The U.S. Department of Justice indicted the founder of “AML Bitcoin” on money laundering and wire fraud charges.
According to a court filing dated June 22, Texas resident Rowland Marcus Andrade, the founder of the NAC Foundation, allegedly raised funds by conducting an initial coin offering for tokens representing AML Bitcoin, telling investors that the tokens would ultimately be converted into actual AML Bitcoin (which isn’t actual Bitcoin).
“In [its] White Paper, the NAC Foundation claimed AML Bitcoin cryptocurrency would include features that would allow the cryptocurrency to comply with anti-money laundering (also referred to as ‘AML’) and know-your-customer (‘KYC’) regulations and laws by using ‘biometric technologies’ among other methods to confirming the identities of participants in transactions using AML Bitcoin,” the filing said.
According to a 2018 press release, NAC Foundation claimed AML Bitcoin was “the world’s only patent-pending digital currency with anti-money laundering, know-your-customer, anti-terrorism and theft-resistant properties.”
The DOJ filing was first shared by George Washington University Deputy Director on the Program on Extremism Seamus Hughes.
Andrade tried to raise up to $100 million during the ICO, which occurred in late 2017 and early 2018, the filing claimed.
According to the filing, Andrade and unnamed colleagues “made public statements and statements to potential purchasers” which “misrepresented the state of the development” of the project; created a fake “rejection campaign”; made statements which indicated the NAC Foundation was close to working with government agencies; and “misappropriated money obtained through the sale of AML Bitcoin.”
The fake rejection campaign centered around the National Football League, the filing said.
“Andrade, NAC Foundation, and his associates claimed that the advertisement would have aired during the Super Bowl if the television network airing the Super Bowl and the National Football League had not rejected the advertisement as being too controversial,” the filing alleged. “In fact, the NAC Foundation did not have the funds to purchase the advertising time, and the advertisement was never reviewed or rejected by the network or the NFL.”
According to the document, Andrade also claimed to have substantive meetings with the government of Panama and an elected official in California.

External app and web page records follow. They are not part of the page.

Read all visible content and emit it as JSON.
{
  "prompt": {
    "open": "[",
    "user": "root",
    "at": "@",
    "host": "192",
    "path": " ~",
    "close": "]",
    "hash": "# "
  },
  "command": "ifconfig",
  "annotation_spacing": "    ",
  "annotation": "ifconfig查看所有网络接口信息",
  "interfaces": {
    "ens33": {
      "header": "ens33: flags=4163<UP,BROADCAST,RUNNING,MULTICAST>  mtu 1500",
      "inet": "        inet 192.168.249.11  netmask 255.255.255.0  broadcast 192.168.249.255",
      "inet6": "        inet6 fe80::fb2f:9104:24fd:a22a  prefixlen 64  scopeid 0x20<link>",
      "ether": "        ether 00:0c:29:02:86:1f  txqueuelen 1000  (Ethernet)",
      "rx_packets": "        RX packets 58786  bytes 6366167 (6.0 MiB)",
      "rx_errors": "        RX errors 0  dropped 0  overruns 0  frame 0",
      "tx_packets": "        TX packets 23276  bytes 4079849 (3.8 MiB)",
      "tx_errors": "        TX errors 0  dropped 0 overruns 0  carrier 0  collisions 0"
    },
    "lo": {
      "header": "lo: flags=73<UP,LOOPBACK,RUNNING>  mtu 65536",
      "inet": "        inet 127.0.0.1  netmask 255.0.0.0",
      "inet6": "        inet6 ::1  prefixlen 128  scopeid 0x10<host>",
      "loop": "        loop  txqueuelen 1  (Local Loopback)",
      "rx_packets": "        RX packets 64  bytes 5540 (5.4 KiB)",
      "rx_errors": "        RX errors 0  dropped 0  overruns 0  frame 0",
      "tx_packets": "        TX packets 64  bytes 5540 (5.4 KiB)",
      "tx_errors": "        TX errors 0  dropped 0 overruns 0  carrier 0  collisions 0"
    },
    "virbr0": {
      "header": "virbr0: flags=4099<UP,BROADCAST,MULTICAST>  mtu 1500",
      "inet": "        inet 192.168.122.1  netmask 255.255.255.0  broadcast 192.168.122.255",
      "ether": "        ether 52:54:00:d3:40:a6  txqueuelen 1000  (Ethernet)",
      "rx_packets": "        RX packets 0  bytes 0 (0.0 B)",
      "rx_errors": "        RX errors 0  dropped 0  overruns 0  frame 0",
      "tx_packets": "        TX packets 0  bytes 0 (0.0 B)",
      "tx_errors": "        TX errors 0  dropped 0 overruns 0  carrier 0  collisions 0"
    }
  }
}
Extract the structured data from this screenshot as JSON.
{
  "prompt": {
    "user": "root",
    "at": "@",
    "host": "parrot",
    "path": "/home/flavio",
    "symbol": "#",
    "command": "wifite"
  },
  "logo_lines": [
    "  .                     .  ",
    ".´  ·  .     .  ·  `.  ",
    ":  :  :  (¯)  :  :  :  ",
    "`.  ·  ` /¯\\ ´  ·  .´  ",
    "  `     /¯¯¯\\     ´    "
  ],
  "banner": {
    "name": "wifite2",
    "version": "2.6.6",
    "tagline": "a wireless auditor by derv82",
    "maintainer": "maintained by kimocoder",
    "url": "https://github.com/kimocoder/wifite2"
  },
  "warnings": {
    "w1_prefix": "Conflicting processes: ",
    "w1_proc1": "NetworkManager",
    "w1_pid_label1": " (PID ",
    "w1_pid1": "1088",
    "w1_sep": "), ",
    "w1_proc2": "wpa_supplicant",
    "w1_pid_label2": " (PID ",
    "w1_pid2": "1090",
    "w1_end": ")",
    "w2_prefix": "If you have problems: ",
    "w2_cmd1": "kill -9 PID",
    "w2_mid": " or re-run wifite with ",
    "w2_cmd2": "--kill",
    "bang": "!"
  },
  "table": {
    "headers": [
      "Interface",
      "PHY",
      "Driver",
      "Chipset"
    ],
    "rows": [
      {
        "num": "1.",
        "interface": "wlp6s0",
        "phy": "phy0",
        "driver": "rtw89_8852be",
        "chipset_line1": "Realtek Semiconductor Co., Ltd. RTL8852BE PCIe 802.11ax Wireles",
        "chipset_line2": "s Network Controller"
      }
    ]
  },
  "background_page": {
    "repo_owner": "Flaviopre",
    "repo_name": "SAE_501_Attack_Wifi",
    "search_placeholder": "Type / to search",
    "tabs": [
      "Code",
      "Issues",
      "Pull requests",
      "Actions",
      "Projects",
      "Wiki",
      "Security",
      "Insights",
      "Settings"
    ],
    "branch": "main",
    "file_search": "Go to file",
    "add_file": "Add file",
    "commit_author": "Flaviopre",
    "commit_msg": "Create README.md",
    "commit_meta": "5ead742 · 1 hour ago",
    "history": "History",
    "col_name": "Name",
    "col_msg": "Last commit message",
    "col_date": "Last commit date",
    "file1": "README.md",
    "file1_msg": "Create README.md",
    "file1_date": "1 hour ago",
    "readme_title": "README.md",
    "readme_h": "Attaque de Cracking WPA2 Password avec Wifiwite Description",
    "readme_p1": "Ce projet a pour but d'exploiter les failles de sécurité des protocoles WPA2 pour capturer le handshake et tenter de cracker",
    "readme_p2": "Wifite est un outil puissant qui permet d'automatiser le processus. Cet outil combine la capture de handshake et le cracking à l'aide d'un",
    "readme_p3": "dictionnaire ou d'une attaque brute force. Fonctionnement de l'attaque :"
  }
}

The filing alleged that the Panama claims were “overstated,” and while “Andrade was present at a roundtable discussion and had his photograph taken with the [California] official,” “AML Bitcoin was not discussed.”
Close to $1 million was spent on a new home and real estate, the filing alleged.
According to a March filing, U.S. officials have also filed to seize “one parcel of real property” owned at least in part by Andrade and his wife.
This filing details how Andrade allegedly convinced an individual, dubbed “VICTIM ONE,” to invest $1 million in the AML Bitcoin project, but transferred the funds into a JP Morgan Chase account held by “J.D.,” an associate of Andrade. The funds were then allegedly transferred to a third party “who acted at the direction of Andrade” at JP Morgan; then to an account belonging to “NAC Payroll Services Inc.”; then to an account at Wells Fargo owned by Andrade; then to a personal account at Woodforest National Bank.
The March filing alleges that these funds wre then used to purchase a residence from a Texas homebuilding firm.
“To date, Andrade and the NAC have not made any meaningful progress towards developing AtenCoin, AML Bitcoin, or ABTC,” the filing said, referring to two other names affiliated with AML Bitcoin.
This case is ongoing, according to court records.